Exercise prompt ::
Every entry below must be reproduced exactly.

Data section ::
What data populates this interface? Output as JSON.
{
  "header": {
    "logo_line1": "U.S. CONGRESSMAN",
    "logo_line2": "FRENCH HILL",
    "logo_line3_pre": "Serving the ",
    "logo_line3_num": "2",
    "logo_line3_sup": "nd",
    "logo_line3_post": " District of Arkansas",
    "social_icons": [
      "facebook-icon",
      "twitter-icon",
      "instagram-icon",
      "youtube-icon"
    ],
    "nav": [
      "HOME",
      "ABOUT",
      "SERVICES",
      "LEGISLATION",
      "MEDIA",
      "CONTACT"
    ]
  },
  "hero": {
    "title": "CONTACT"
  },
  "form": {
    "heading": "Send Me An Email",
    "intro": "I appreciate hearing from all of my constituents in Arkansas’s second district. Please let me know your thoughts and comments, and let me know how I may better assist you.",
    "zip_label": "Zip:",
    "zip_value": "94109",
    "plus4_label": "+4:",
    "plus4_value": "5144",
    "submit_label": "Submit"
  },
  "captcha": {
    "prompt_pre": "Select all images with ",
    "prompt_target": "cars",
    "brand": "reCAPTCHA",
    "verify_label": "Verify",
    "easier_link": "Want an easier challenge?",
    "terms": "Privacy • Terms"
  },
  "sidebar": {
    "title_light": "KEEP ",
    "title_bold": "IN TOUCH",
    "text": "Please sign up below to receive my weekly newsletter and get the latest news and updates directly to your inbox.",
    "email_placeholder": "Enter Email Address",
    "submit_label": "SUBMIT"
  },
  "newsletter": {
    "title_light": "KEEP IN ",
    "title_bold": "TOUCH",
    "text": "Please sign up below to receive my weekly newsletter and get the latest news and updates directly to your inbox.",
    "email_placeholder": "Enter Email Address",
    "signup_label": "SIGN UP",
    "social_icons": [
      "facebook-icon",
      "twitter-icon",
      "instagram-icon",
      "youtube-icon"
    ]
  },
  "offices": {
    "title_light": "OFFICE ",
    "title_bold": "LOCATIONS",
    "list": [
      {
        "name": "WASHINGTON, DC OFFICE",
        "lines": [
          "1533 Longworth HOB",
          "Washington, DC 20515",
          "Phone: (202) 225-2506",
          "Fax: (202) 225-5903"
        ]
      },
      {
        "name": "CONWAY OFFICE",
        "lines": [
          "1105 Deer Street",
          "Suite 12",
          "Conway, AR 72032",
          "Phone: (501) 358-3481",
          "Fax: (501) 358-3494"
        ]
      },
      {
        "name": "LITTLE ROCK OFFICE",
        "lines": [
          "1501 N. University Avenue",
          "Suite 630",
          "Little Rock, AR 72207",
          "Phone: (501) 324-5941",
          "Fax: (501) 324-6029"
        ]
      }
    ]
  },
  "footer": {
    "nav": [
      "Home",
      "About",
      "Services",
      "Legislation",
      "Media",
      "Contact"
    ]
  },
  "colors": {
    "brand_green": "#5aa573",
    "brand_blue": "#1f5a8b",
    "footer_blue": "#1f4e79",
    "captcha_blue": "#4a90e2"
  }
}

Output of the task ::
What data populates this interface? Output as JSON.
{
  "header": {
    "logo_line1": "U.S. CONGRESSMAN",
    "logo_line2": "FRENCH HILL",
    "logo_line3_pre": "Serving the ",
    "logo_line3_num": "2",
    "logo_line3_sup": "nd",
    "logo_line3_post": " District of Arkansas",
    "social_icons": [
      "facebook-icon",
      "twitter-icon",
      "instagram-icon",
      "youtube-icon"
    ],
    "nav": [
      "HOME",
      "ABOUT",
      "SERVICES",
      "LEGISLATION",
      "MEDIA",
      "CONTACT"
    ]
  },
  "hero": {
    "title": "CONTACT"
  },
  "form": {
    "heading": "Send Me An Email",
    "intro": "I appreciate hearing from all of my constituents in Arkansas’s second district. Please let me know your thoughts and comments, and let me know how I may better assist you.",
    "zip_label": "Zip:",
    "zip_value": "94109",
    "plus4_label": "+4:",
    "plus4_value": "5144",
    "submit_label": "Submit"
  },
  "captcha": {
    "prompt_pre": "Select all images with ",
    "prompt_target": "cars",
    "brand": "reCAPTCHA",
    "verify_label": "Verify",
    "easier_link": "Want an easier challenge?",
    "terms": "Privacy • Terms"
  },
  "sidebar": {
    "title_light": "KEEP ",
    "title_bold": "IN TOUCH",
    "text": "Please sign up below to receive my weekly newsletter and get the latest news and updates directly to your inbox.",
    "email_placeholder": "Enter Email Address",
    "submit_label": "SUBMIT"
  },
  "newsletter": {
    "title_light": "KEEP IN ",
    "title_bold": "TOUCH",
    "text": "Please sign up below to receive my weekly newsletter and get the latest news and updates directly to your inbox.",
    "email_placeholder": "Enter Email Address",
    "signup_label": "SIGN UP",
    "social_icons": [
      "facebook-icon",
      "twitter-icon",
      "instagram-icon",
      "youtube-icon"
    ]
  },
  "offices": {
    "title_light": "OFFICE ",
    "title_bold": "LOCATIONS",
    "list": [
      {
        "name": "WASHINGTON, DC OFFICE",
        "lines": [
          "1533 Longworth HOB",
          "Washington, DC 20515",
          "Phone: (202) 225-2506",
          "Fax: (202) 225-5903"
        ]
      },
      {
        "name": "CONWAY OFFICE",
        "lines": [
          "1105 Deer Street",
          "Suite 12",
          "Conway, AR 72032",
          "Phone: (501) 358-3481",
          "Fax: (501) 358-3494"
        ]
      },
      {
        "name": "LITTLE ROCK OFFICE",
        "lines": [
          "1501 N. University Avenue",
          "Suite 630",
          "Little Rock, AR 72207",
          "Phone: (501) 324-5941",
          "Fax: (501) 324-6029"
        ]
      }
    ]
  },
  "footer": {
    "nav": [
      "Home",
      "About",
      "Services",
      "Legislation",
      "Media",
      "Contact"
    ]
  },
  "colors": {
    "brand_green": "#5aa573",
    "brand_blue": "#1f5a8b",
    "footer_blue": "#1f4e79",
    "captcha_blue": "#4a90e2"
  }
}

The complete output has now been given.